But what do employers really need? According to the Wall Street Journal, all the skills that you learn when studying the liberal arts.

The whole mess is an argument for the kinds of outcomes introduced by the Lumina Foundation in their Degree Qualification Profile. We need engineers with far more rigor to their communication, collaboration and thinking skills. Sociology majors with deep statistical and research chops (which most UG programs do NOT require – the math is too hard) could be hugely valuable to the booming world of social networks and big data sets. If we don’t connect college outcomes to the needs of employers, universities risk entering a death spiral of irrelevance. If UG degrees increasingly become extensions to a high school diploma, the value in the eyes of employers decreasing, then the parents scraping together $40k a year for tuition are going to stop. They’ll go the MOOC/Straighterline route and the brick and mortars will become Tumbleweed U, saddled with big mortgages on their new student centers and posh dorms.

Whether employers can really discern differences in value-add from universities, and whether they ultimately care, is the subject for another post. But the importance of the liberal arts AND considering employability shouldn’t be a zero sum game in anyone’s mind. Americans are quite capable of holding conflicting ideas in their minds – witness the luxury SUV.

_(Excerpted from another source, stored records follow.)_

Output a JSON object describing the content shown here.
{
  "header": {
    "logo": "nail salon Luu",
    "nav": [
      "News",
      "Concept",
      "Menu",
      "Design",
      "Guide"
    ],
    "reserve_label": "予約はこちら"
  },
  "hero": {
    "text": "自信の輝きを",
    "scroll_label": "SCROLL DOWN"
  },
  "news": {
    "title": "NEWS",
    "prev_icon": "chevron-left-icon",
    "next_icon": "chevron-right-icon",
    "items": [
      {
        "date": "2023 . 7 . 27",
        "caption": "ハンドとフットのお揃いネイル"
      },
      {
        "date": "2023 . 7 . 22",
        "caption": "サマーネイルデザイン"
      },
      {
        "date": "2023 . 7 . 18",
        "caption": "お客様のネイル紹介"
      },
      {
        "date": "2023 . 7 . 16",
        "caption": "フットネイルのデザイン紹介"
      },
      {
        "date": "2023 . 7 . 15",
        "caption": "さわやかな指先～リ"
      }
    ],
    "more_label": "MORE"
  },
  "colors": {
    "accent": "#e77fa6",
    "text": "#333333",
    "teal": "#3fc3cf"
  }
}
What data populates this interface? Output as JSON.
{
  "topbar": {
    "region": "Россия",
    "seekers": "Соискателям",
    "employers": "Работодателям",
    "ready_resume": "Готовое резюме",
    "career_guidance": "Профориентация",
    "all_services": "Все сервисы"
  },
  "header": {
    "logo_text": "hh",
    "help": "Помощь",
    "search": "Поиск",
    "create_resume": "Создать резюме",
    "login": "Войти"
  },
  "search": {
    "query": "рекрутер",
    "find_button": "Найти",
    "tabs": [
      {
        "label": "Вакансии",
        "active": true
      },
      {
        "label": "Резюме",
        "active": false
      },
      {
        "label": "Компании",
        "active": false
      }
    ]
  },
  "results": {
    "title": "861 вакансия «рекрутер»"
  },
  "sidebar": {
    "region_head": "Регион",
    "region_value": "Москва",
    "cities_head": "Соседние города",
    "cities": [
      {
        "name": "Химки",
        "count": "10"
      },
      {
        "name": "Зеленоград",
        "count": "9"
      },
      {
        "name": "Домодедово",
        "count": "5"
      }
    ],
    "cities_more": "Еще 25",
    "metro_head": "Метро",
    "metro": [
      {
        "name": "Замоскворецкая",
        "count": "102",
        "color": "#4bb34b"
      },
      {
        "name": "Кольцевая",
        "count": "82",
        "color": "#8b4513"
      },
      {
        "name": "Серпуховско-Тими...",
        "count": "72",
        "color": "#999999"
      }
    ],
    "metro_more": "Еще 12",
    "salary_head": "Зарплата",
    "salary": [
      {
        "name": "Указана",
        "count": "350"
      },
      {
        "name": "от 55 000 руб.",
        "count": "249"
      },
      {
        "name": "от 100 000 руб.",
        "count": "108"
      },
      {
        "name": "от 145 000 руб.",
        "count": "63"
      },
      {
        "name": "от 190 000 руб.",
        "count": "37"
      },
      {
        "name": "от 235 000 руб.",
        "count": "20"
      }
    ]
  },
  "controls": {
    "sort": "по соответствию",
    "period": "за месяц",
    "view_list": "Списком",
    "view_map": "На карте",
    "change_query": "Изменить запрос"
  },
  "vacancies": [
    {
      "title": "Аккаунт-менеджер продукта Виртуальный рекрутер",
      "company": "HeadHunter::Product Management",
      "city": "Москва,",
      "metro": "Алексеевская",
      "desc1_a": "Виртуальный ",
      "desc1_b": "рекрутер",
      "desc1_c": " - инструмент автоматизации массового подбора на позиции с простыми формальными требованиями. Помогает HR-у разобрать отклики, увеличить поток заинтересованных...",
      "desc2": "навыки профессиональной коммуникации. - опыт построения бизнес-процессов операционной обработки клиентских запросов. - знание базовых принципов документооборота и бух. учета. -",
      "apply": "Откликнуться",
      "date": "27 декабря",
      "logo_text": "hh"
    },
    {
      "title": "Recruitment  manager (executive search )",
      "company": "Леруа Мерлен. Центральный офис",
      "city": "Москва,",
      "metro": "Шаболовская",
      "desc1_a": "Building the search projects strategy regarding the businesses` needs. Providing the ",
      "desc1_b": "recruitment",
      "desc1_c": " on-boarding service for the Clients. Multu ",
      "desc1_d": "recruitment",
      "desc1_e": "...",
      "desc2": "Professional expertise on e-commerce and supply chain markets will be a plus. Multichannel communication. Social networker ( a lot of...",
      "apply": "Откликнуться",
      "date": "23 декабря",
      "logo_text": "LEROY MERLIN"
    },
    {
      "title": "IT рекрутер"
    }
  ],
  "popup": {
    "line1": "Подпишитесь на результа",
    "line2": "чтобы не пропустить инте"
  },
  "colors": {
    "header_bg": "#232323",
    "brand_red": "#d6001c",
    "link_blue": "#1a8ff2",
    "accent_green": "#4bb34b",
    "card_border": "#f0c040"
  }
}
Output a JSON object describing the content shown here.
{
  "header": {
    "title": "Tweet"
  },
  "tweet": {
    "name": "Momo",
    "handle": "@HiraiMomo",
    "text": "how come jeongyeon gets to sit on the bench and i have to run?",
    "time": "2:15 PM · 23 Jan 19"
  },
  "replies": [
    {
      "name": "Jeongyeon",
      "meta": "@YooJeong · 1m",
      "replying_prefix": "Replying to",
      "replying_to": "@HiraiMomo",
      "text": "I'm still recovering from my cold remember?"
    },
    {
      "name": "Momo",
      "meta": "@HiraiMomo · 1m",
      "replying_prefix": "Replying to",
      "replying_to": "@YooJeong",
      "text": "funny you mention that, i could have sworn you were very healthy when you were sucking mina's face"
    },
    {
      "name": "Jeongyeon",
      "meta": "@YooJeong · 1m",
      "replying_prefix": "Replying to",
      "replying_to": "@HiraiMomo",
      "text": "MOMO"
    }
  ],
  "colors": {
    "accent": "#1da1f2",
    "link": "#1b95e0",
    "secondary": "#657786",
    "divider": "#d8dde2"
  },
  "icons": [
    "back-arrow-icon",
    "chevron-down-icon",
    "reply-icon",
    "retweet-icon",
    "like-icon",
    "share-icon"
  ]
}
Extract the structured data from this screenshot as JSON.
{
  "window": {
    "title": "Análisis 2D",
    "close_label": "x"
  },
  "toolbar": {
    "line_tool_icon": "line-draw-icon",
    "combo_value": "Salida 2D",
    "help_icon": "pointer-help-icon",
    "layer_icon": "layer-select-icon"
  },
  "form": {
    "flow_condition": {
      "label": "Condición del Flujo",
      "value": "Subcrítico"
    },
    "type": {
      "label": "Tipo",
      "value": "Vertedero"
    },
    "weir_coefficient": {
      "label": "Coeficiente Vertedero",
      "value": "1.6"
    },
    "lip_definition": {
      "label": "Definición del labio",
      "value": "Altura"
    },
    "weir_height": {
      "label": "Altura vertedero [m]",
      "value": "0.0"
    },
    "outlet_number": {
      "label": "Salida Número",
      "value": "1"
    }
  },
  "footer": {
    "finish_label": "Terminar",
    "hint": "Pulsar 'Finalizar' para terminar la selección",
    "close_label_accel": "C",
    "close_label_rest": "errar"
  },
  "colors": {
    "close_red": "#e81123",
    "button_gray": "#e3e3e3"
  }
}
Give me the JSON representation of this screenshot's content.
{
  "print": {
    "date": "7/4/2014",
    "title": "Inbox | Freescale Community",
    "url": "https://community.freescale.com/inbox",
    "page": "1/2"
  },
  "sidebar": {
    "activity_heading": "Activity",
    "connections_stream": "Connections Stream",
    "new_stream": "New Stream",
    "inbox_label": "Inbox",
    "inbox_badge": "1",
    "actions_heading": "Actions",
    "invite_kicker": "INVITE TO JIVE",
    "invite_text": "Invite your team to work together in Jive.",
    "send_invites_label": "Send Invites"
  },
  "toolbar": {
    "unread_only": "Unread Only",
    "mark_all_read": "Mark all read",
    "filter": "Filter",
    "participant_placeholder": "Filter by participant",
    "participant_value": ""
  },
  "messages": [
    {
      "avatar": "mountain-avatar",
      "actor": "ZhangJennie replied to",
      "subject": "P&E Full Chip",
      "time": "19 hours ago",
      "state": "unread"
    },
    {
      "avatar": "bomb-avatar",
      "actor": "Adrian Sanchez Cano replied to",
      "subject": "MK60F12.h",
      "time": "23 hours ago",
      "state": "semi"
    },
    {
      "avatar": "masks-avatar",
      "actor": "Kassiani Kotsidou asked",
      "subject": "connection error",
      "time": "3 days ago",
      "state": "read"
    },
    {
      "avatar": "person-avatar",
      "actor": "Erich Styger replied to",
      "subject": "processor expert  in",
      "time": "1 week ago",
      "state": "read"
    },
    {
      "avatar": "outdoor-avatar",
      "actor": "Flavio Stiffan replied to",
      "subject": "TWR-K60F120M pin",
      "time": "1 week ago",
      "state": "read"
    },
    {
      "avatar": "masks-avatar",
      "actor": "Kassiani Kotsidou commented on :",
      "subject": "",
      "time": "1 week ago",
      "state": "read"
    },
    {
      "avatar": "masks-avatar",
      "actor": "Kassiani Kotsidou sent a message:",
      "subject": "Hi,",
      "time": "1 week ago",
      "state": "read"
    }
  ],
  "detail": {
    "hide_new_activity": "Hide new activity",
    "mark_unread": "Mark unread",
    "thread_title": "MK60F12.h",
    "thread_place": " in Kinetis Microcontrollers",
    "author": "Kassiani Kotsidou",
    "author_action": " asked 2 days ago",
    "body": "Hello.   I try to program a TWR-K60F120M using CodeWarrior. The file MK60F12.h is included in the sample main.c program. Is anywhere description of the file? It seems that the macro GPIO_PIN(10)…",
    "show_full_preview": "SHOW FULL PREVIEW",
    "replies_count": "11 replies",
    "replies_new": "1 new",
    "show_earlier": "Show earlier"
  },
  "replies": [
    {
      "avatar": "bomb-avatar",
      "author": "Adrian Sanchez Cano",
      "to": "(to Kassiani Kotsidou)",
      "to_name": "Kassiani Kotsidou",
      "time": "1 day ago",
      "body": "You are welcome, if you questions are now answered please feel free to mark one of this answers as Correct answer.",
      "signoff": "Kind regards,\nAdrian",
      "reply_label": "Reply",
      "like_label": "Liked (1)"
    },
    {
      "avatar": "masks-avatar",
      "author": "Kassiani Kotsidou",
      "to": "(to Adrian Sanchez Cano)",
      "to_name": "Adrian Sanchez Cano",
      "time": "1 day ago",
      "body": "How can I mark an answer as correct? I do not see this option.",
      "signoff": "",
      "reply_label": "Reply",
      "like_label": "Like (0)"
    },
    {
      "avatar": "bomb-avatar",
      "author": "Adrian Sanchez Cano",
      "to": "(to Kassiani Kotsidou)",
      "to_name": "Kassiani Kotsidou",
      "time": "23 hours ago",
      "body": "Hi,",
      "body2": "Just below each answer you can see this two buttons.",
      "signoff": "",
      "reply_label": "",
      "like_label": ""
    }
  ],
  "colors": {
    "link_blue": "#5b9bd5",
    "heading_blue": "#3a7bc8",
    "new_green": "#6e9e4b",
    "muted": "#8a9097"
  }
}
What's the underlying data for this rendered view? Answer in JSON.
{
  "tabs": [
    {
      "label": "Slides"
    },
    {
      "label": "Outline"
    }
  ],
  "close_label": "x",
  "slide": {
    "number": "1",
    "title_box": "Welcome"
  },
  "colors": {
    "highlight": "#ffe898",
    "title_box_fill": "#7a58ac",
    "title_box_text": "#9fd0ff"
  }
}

Speaking as one employer trying to hire a recent college grad into a pretty cool position with a variety of requirements and opportunities, I can speak to the disaster unfolding. Good technical skills (Adobe, some data-crunching), great communication skills (writing, presentations), and an interest in improving education? Shouldn’t such a position be overwhelmed with applications from graduates like the guy from Goucher? All those bright Millenials working at Starbucks, living in their parent’s basement, and dealing with (on average) $27k of student debt? Apparently not. We’re struggling to attract applicants and those who do apply bring a destructive attitude to screening interviews. Many are out within 5 minutes of the conversation (example: “What do you know about Bridgepoint Education” answer: “Uh, not much – I’ve been applying to a lot of jobs.”).

So if you know any liberal arts graduates out there who are good with software, have decent qualitative chops, like to travel a bit, and are excited about building e-learning software, please send them our way. We’ll give them a solid hearing, even if they have a Psychology degree.

Bottom line: like any really great sci-fi or fantasy story, there is more complexity than just black and white, good vs. evil. But the audience has to be smart enough, and well-read enough, to appreciate the shades of grey while holding on to their well-reasoned opinions. Finally, if we had good five or ten year data on liberal arts majors, and a way of quantifying the competencies (acquired in college or elsewhere) of these graduates, we might see how successful such graduates can be. No educated liberal arts major would argue for borrowing $100k and investing 4 to 5 years of your life pursuing an outcome that is so easily proven suspect.